The assessment of cognitive abilities through this test provides essential insights for personalized interventions and educational decisions. By identifying intellectual strengths and weaknesses, it offers a nuanced understanding of an individual's cognitive profile, facilitating targeted support for learning disabilities and developmental delays.

Assessment of Cognitive Abilities: The Stanford-Binet test measures various cognitive abilities, aiding in the identification of intellectual strengths and weaknesses. This is pivotal for crafting individualized educational plans and interventions.

Identification of Learning Disabilities: The test is instrumental in diagnosing learning disabilities, enabling educators and therapists to implement tailored support strategies that address specific developmental needs.

Therapeutic Contexts: In therapeutic contexts, the test's results guide the development of personalized treatment plans. Collaboration with professionals such as speech therapists and occupational therapists ensures thorough support for cognitive challenges.

Educational Decisions and Interventions: The insights gained from the Stanford-Binet test inform important educational decisions. By providing a baseline for tracking cognitive progress, it guarantees that interventions are effectively aligned with the individual's evolving needs.

Frequently Asked Questions

What Is the Disadvantage of the Stanford-Binet Test?

The Stanford-Binet test has several disadvantages, including cultural bias, testing anxiety, time constraints, language barriers, cost concerns, and examiner variability. These factors can influence the accuracy and fairness of the test results.

What Are the Advantages of the Stanford-Binet Intelligence Test?

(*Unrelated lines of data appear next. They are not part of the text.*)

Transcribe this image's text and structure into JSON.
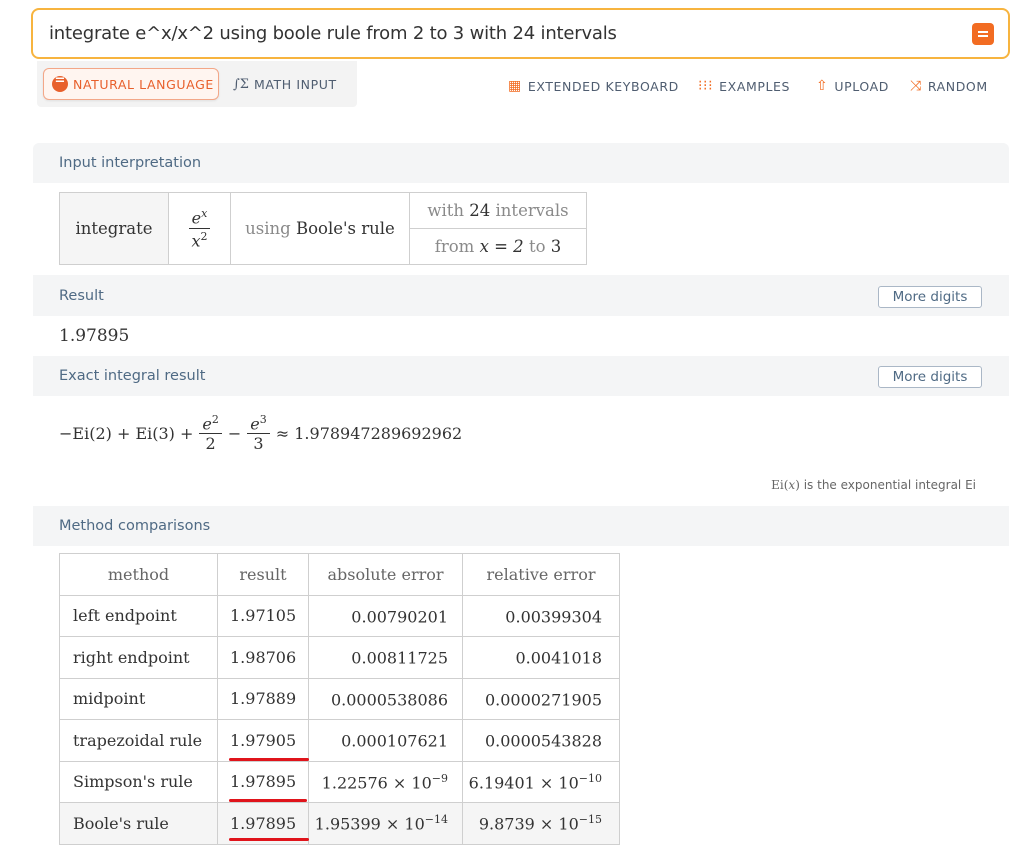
{
  "search": {
    "query": "integrate e^x/x^2 using boole rule from 2 to 3 with 24 intervals"
  },
  "modes": {
    "natural_language": "NATURAL LANGUAGE",
    "math_input": "MATH INPUT"
  },
  "tools": {
    "extended_keyboard": "EXTENDED KEYBOARD",
    "examples": "EXAMPLES",
    "upload": "UPLOAD",
    "random": "RANDOM"
  },
  "input_interpretation": {
    "title": "Input interpretation",
    "integrate": "integrate",
    "numerator": "e",
    "numerator_exp": "x",
    "denominator": "x",
    "denominator_exp": "2",
    "using_word": "using",
    "method": "Boole's rule",
    "with_word": "with",
    "intervals_count": "24",
    "intervals_word": "intervals",
    "from_word": "from",
    "var_eq": "x = 2",
    "to_word": "to",
    "upper": "3"
  },
  "result": {
    "title": "Result",
    "more": "More digits",
    "value": "1.97895"
  },
  "exact": {
    "title": "Exact integral result",
    "more": "More digits",
    "prefix": "−Ei(2) + Ei(3) +",
    "frac1_num": "e",
    "frac1_exp": "2",
    "frac1_den": "2",
    "minus": "−",
    "frac2_num": "e",
    "frac2_exp": "3",
    "frac2_den": "3",
    "approx": "≈ 1.978947289692962",
    "note_fn": "Ei(",
    "note_var": "x",
    "note_close": ")",
    "note_text": "is the exponential integral Ei"
  },
  "methods": {
    "title": "Method comparisons",
    "headers": [
      "method",
      "result",
      "absolute error",
      "relative error"
    ],
    "rows": [
      {
        "method": "left endpoint",
        "result": "1.97105",
        "abs": "0.00790201",
        "abs_exp": "",
        "rel": "0.00399304",
        "rel_exp": ""
      },
      {
        "method": "right endpoint",
        "result": "1.98706",
        "abs": "0.00811725",
        "abs_exp": "",
        "rel": "0.0041018",
        "rel_exp": ""
      },
      {
        "method": "midpoint",
        "result": "1.97889",
        "abs": "0.0000538086",
        "abs_exp": "",
        "rel": "0.0000271905",
        "rel_exp": ""
      },
      {
        "method": "trapezoidal rule",
        "result": "1.97905",
        "abs": "0.000107621",
        "abs_exp": "",
        "rel": "0.0000543828",
        "rel_exp": ""
      },
      {
        "method": "Simpson's rule",
        "result": "1.97895",
        "abs": "1.22576 × 10",
        "abs_exp": "−9",
        "rel": "6.19401 × 10",
        "rel_exp": "−10"
      },
      {
        "method": "Boole's rule",
        "result": "1.97895",
        "abs": "1.95399 × 10",
        "abs_exp": "−14",
        "rel": "9.8739 × 10",
        "rel_exp": "−15"
      }
    ]
  }
}
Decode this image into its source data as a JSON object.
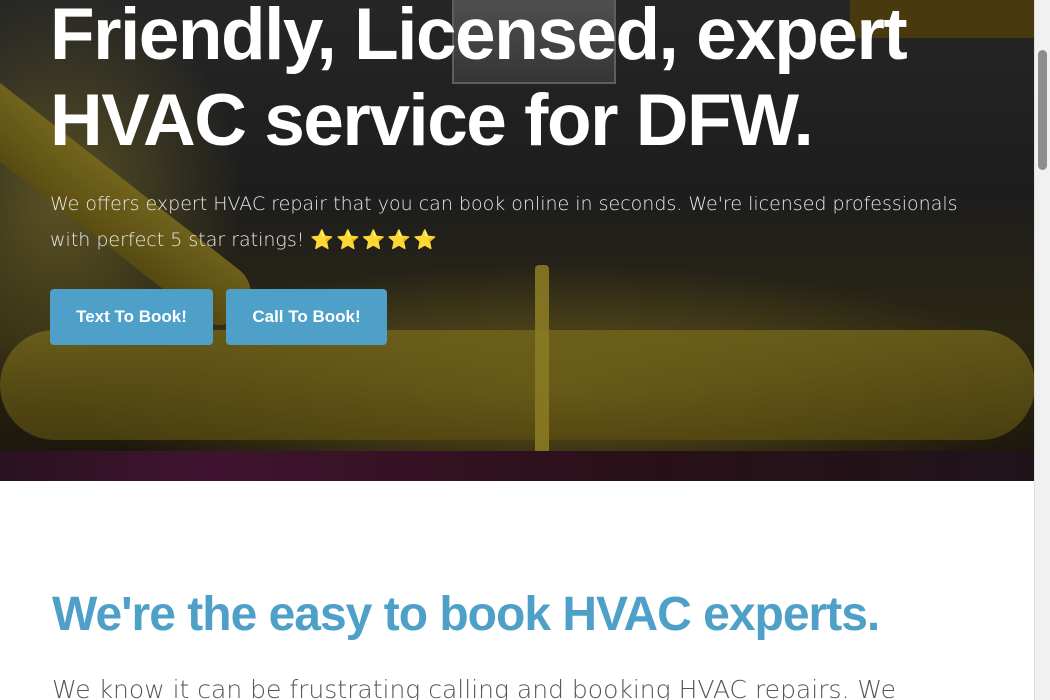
{
  "hero": {
    "title": "Friendly, Licensed, expert HVAC service for DFW.",
    "subtitle": "We offers expert HVAC repair that you can book online in seconds. We're licensed professionals with perfect 5 star ratings!",
    "stars": "⭐⭐⭐⭐⭐",
    "buttons": {
      "text_to_book": "Text To Book!",
      "call_to_book": "Call To Book!"
    }
  },
  "section": {
    "title": "We're the easy to book HVAC experts.",
    "body": "We know it can be frustrating calling and booking HVAC repairs. We"
  },
  "colors": {
    "accent": "#4ea0c8",
    "hero_text": "#ffffff"
  }
}
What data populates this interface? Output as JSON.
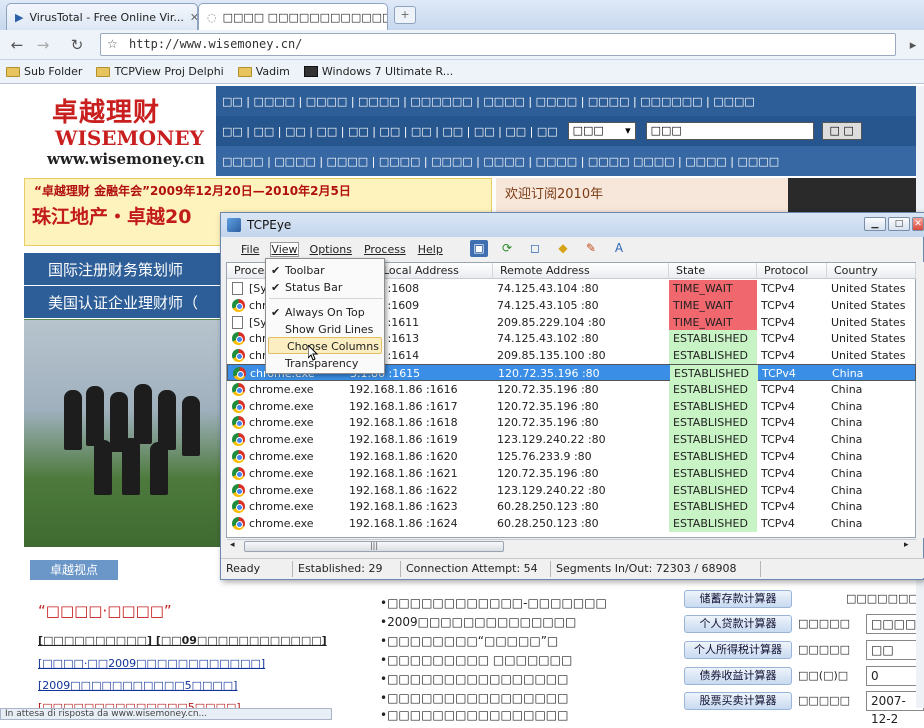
{
  "browser": {
    "tabs": [
      {
        "title": "VirusTotal - Free Online Vir..."
      },
      {
        "title": "□□□□ □□□□□□□□□□□□"
      }
    ],
    "url": "http://www.wisemoney.cn/",
    "bookmarks": [
      "Sub Folder",
      "TCPView Proj Delphi",
      "Vadim",
      "Windows 7 Ultimate R..."
    ],
    "status_text": "In attesa di risposta da www.wisemoney.cn..."
  },
  "site": {
    "logo_cn": "卓越理财",
    "logo_en": "WISEMONEY",
    "logo_url": "www.wisemoney.cn",
    "nav1": "□□ | □□□□ | □□□□ | □□□□ | □□□□□□ | □□□□ | □□□□ | □□□□ | □□□□□□ | □□□□",
    "nav2": "□□ | □□ | □□ | □□ | □□ | □□ | □□ | □□ | □□ | □□ | □□",
    "nav2_select": "□□□",
    "nav2_search": "□□□",
    "nav2_button": "□ □",
    "nav3": "□□□□ | □□□□ | □□□□ | □□□□ | □□□□ | □□□□ | □□□□ | □□□□    □□□□ | □□□□ | □□□□",
    "banner_title": "“卓越理财 金融年会”2009年12月20日—2010年2月5日",
    "banner_subtitle": "珠江地产・卓越20",
    "banner_right": "欢迎订阅2010年",
    "left_title1": "国际注册财务策划师",
    "left_title2": "美国认证企业理财师（",
    "view_header": "卓越视点",
    "quote": "“□□□□·□□□□”",
    "left_links": [
      "[□□□□□□□□□□] [□□09□□□□□□□□□□□□]",
      "[□□□□·□□2009□□□□□□□□□□□□]",
      "[2009□□□□□□□□□□□5□□□□]",
      "[□□□□□□□□□□□□□□5□□□□]"
    ],
    "mid_list": [
      "•□□□□□□□□□□□□-□□□□□□□",
      "•2009□□□□□□□□□□□□□□",
      "•□□□□□□□□“□□□□□”□",
      "•□□□□□□□□□ □□□□□□□",
      "•□□□□□□□□□□□□□□□□",
      "•□□□□□□□□□□□□□□□□",
      "•□□□□□□□□□□□□□□□□"
    ],
    "calc_header_right": "□□□□□□□□",
    "calculators": [
      {
        "label": "储蓄存款计算器",
        "text": "",
        "input": ""
      },
      {
        "label": "个人贷款计算器",
        "text": "□□□□□",
        "input": "□□□□"
      },
      {
        "label": "个人所得税计算器",
        "text": "□□□□□",
        "input": "□□"
      },
      {
        "label": "债券收益计算器",
        "text": "□□(□)□",
        "input": "0"
      },
      {
        "label": "股票买卖计算器",
        "text": "□□□□□",
        "input": "2007-12-2"
      }
    ]
  },
  "tcpeye": {
    "title": "TCPEye",
    "menu": [
      "File",
      "View",
      "Options",
      "Process",
      "Help"
    ],
    "columns": [
      "Process",
      "Local Address",
      "Remote Address",
      "State",
      "Protocol",
      "Country"
    ],
    "view_menu": [
      {
        "label": "Toolbar",
        "checked": true
      },
      {
        "label": "Status Bar",
        "checked": true
      },
      {
        "label": "Always On Top",
        "checked": true
      },
      {
        "label": "Show Grid Lines",
        "checked": false
      },
      {
        "label": "Choose Columns",
        "checked": false
      },
      {
        "label": "Transparency",
        "checked": false
      }
    ],
    "rows": [
      {
        "process": "[Sys",
        "local": "3.1.86 :1608",
        "remote": "74.125.43.104 :80",
        "state": "TIME_WAIT",
        "proto": "TCPv4",
        "country": "United States",
        "icon": "system"
      },
      {
        "process": "chro",
        "local": "3.1.86 :1609",
        "remote": "74.125.43.105 :80",
        "state": "TIME_WAIT",
        "proto": "TCPv4",
        "country": "United States",
        "icon": "chrome"
      },
      {
        "process": "[Sys",
        "local": "3.1.86 :1611",
        "remote": "209.85.229.104 :80",
        "state": "TIME_WAIT",
        "proto": "TCPv4",
        "country": "United States",
        "icon": "system"
      },
      {
        "process": "chro",
        "local": "3.1.86 :1613",
        "remote": "74.125.43.102 :80",
        "state": "ESTABLISHED",
        "proto": "TCPv4",
        "country": "United States",
        "icon": "chrome"
      },
      {
        "process": "chro",
        "local": "3.1.86 :1614",
        "remote": "209.85.135.100 :80",
        "state": "ESTABLISHED",
        "proto": "TCPv4",
        "country": "United States",
        "icon": "chrome"
      },
      {
        "process": "chrome.exe",
        "local": "3.1.86 :1615",
        "remote": "120.72.35.196 :80",
        "state": "ESTABLISHED",
        "proto": "TCPv4",
        "country": "China",
        "icon": "chrome",
        "selected": true
      },
      {
        "process": "chrome.exe",
        "local": "192.168.1.86 :1616",
        "remote": "120.72.35.196 :80",
        "state": "ESTABLISHED",
        "proto": "TCPv4",
        "country": "China",
        "icon": "chrome"
      },
      {
        "process": "chrome.exe",
        "local": "192.168.1.86 :1617",
        "remote": "120.72.35.196 :80",
        "state": "ESTABLISHED",
        "proto": "TCPv4",
        "country": "China",
        "icon": "chrome"
      },
      {
        "process": "chrome.exe",
        "local": "192.168.1.86 :1618",
        "remote": "120.72.35.196 :80",
        "state": "ESTABLISHED",
        "proto": "TCPv4",
        "country": "China",
        "icon": "chrome"
      },
      {
        "process": "chrome.exe",
        "local": "192.168.1.86 :1619",
        "remote": "123.129.240.22 :80",
        "state": "ESTABLISHED",
        "proto": "TCPv4",
        "country": "China",
        "icon": "chrome"
      },
      {
        "process": "chrome.exe",
        "local": "192.168.1.86 :1620",
        "remote": "125.76.233.9 :80",
        "state": "ESTABLISHED",
        "proto": "TCPv4",
        "country": "China",
        "icon": "chrome"
      },
      {
        "process": "chrome.exe",
        "local": "192.168.1.86 :1621",
        "remote": "120.72.35.196 :80",
        "state": "ESTABLISHED",
        "proto": "TCPv4",
        "country": "China",
        "icon": "chrome"
      },
      {
        "process": "chrome.exe",
        "local": "192.168.1.86 :1622",
        "remote": "123.129.240.22 :80",
        "state": "ESTABLISHED",
        "proto": "TCPv4",
        "country": "China",
        "icon": "chrome"
      },
      {
        "process": "chrome.exe",
        "local": "192.168.1.86 :1623",
        "remote": "60.28.250.123 :80",
        "state": "ESTABLISHED",
        "proto": "TCPv4",
        "country": "China",
        "icon": "chrome"
      },
      {
        "process": "chrome.exe",
        "local": "192.168.1.86 :1624",
        "remote": "60.28.250.123 :80",
        "state": "ESTABLISHED",
        "proto": "TCPv4",
        "country": "China",
        "icon": "chrome"
      }
    ],
    "status": [
      "Ready",
      "Established: 29",
      "Connection Attempt: 54",
      "Segments In/Out: 72303 / 68908"
    ]
  }
}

The Stanford-Binet Intelligence Test provides significant historical relevance, accommodating cultural considerations and various age groups. Its educational utility and test versatility guarantee precise cognitive assessment, facilitating informed decisions on academic placements and personalized learning strategies.

What Are the Limitations of the Stanford-Binet 5?

The Stanford-Binet 5 presents limitations such as cultural bias, language barriers, and socioeconomic factors. Its limited scope may not capture all intelligence aspects, and subjectivity issues and test anxiety can impact the accuracy of results.

Is the Stanford-Binet IQ Test Reliable?

Yes, the Stanford-Binet IQ Test is dependable. Its scoring consistency, robust psychometric properties, and validated normative data guarantee accurate age norms. However, considerations regarding potential cultural bias are essential for evaluating overall test validity.


The Stanford-Binet Intelligence Test, with its rich historical background and thorough assessment of cognitive domains, remains a significant tool in psychological evaluation.

Despite its benefits, such as detailed insights into intellectual abilities and practical applications in educational and clinical settings, the test faces limitations and criticisms, including cultural biases and the potential for misinterpretation.

Its continued use requires a balanced understanding of both its strengths and inherent challenges to guarantee accurate and fair assessment.